## Your objective
Word for word, copy the records that follow.

## Supplied records

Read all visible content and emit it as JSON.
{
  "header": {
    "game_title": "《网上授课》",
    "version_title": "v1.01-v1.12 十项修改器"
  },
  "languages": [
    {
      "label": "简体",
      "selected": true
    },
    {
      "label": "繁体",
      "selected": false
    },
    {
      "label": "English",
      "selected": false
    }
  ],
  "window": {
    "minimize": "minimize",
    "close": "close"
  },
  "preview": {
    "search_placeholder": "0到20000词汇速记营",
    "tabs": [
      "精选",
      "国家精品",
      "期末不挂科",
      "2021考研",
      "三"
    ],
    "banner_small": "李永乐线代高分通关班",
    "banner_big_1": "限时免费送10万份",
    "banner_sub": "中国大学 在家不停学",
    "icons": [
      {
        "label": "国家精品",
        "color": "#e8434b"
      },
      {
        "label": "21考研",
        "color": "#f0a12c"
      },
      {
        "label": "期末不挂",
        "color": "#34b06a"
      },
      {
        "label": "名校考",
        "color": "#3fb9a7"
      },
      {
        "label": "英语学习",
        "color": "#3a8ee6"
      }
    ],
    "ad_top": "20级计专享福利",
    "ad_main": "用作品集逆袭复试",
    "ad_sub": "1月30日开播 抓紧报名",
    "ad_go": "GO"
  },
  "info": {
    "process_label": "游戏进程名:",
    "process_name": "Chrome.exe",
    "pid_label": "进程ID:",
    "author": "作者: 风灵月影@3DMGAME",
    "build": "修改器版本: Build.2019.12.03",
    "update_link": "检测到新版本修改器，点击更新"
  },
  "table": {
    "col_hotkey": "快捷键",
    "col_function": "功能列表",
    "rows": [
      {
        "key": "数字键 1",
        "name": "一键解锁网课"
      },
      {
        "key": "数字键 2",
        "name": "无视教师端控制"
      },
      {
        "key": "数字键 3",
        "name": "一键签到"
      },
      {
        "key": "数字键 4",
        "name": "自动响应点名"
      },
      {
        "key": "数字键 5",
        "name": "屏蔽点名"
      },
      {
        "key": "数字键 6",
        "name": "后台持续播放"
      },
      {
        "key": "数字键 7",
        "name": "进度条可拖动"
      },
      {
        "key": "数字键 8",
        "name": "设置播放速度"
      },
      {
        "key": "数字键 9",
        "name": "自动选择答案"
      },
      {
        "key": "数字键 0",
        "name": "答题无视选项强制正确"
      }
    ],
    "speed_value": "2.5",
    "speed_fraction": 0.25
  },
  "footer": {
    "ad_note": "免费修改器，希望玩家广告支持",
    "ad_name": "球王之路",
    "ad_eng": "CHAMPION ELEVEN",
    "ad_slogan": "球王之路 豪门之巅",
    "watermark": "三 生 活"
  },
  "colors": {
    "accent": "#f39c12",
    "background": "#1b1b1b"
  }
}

## Solution to the problem
Read all visible content and emit it as JSON.
{
  "header": {
    "game_title": "《网上授课》",
    "version_title": "v1.01-v1.12 十项修改器"
  },
  "languages": [
    {
      "label": "简体",
      "selected": true
    },
    {
      "label": "繁体",
      "selected": false
    },
    {
      "label": "English",
      "selected": false
    }
  ],
  "window": {
    "minimize": "minimize",
    "close": "close"
  },
  "preview": {
    "search_placeholder": "0到20000词汇速记营",
    "tabs": [
      "精选",
      "国家精品",
      "期末不挂科",
      "2021考研",
      "三"
    ],
    "banner_small": "李永乐线代高分通关班",
    "banner_big_1": "限时免费送10万份",
    "banner_sub": "中国大学 在家不停学",
    "icons": [
      {
        "label": "国家精品",
        "color": "#e8434b"
      },
      {
        "label": "21考研",
        "color": "#f0a12c"
      },
      {
        "label": "期末不挂",
        "color": "#34b06a"
      },
      {
        "label": "名校考",
        "color": "#3fb9a7"
      },
      {
        "label": "英语学习",
        "color": "#3a8ee6"
      }
    ],
    "ad_top": "20级计专享福利",
    "ad_main": "用作品集逆袭复试",
    "ad_sub": "1月30日开播 抓紧报名",
    "ad_go": "GO"
  },
  "info": {
    "process_label": "游戏进程名:",
    "process_name": "Chrome.exe",
    "pid_label": "进程ID:",
    "author": "作者: 风灵月影@3DMGAME",
    "build": "修改器版本: Build.2019.12.03",
    "update_link": "检测到新版本修改器，点击更新"
  },
  "table": {
    "col_hotkey": "快捷键",
    "col_function": "功能列表",
    "rows": [
      {
        "key": "数字键 1",
        "name": "一键解锁网课"
      },
      {
        "key": "数字键 2",
        "name": "无视教师端控制"
      },
      {
        "key": "数字键 3",
        "name": "一键签到"
      },
      {
        "key": "数字键 4",
        "name": "自动响应点名"
      },
      {
        "key": "数字键 5",
        "name": "屏蔽点名"
      },
      {
        "key": "数字键 6",
        "name": "后台持续播放"
      },
      {
        "key": "数字键 7",
        "name": "进度条可拖动"
      },
      {
        "key": "数字键 8",
        "name": "设置播放速度"
      },
      {
        "key": "数字键 9",
        "name": "自动选择答案"
      },
      {
        "key": "数字键 0",
        "name": "答题无视选项强制正确"
      }
    ],
    "speed_value": "2.5",
    "speed_fraction": 0.25
  },
  "footer": {
    "ad_note": "免费修改器，希望玩家广告支持",
    "ad_name": "球王之路",
    "ad_eng": "CHAMPION ELEVEN",
    "ad_slogan": "球王之路 豪门之巅",
    "watermark": "三 生 活"
  },
  "colors": {
    "accent": "#f39c12",
    "background": "#1b1b1b"
  }
}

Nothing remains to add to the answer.